All lines in the data that hold the word "calendar" need copying.

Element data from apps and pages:

◇ ◇ ◇

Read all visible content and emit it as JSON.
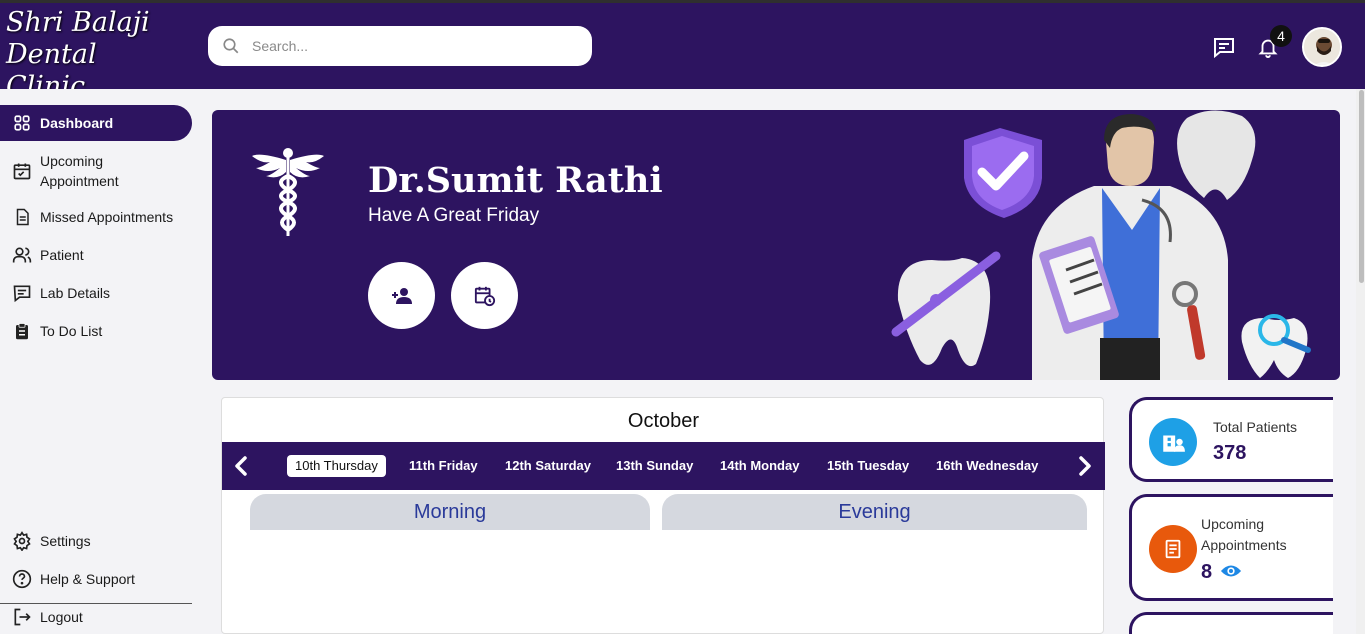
{
  "app": {
    "logo_line1": "Shri Balaji",
    "logo_line2": "Dental Clinic"
  },
  "header": {
    "search_placeholder": "Search...",
    "notification_count": "4"
  },
  "sidebar": {
    "items": [
      {
        "label": "Dashboard"
      },
      {
        "label": "Upcoming Appointment"
      },
      {
        "label": "Missed Appointments"
      },
      {
        "label": "Patient"
      },
      {
        "label": "Lab Details"
      },
      {
        "label": "To Do List"
      }
    ],
    "bottom": [
      {
        "label": "Settings"
      },
      {
        "label": "Help & Support"
      },
      {
        "label": "Logout"
      }
    ]
  },
  "banner": {
    "doctor_name": "Dr.Sumit Rathi",
    "greeting": "Have A Great Friday"
  },
  "calendar": {
    "month": "October",
    "days": [
      "10th Thursday",
      "11th Friday",
      "12th Saturday",
      "13th Sunday",
      "14th Monday",
      "15th Tuesday",
      "16th Wednesday"
    ],
    "selected_day": "10th Thursday",
    "shifts": {
      "morning": "Morning",
      "evening": "Evening"
    }
  },
  "stats": {
    "total_patients": {
      "label": "Total Patients",
      "value": "378"
    },
    "upcoming_appointments": {
      "label": "Upcoming Appointments",
      "value": "8"
    }
  },
  "colors": {
    "primary": "#2d1460",
    "accent_blue": "#1ea0e6",
    "accent_orange": "#e8590c",
    "shift_text": "#2a3a9a"
  },
  "icons": [
    "search-icon",
    "chat-icon",
    "bell-icon",
    "dashboard-icon",
    "calendar-check-icon",
    "document-icon",
    "users-icon",
    "message-icon",
    "clipboard-icon",
    "gear-icon",
    "help-icon",
    "logout-icon",
    "caduceus-icon",
    "add-user-icon",
    "calendar-clock-icon",
    "chevron-left-icon",
    "chevron-right-icon",
    "hospital-icon",
    "appointment-doc-icon",
    "eye-icon"
  ]
}
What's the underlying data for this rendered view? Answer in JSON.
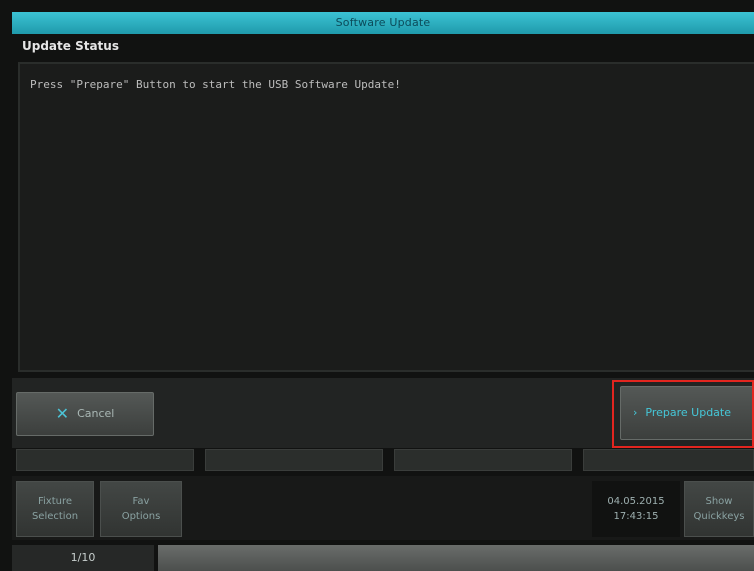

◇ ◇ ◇

ANSWER TO THE PROBLEM:
  "calendar": {
    "calendar-check-icon",
    "calendar-clock-icon",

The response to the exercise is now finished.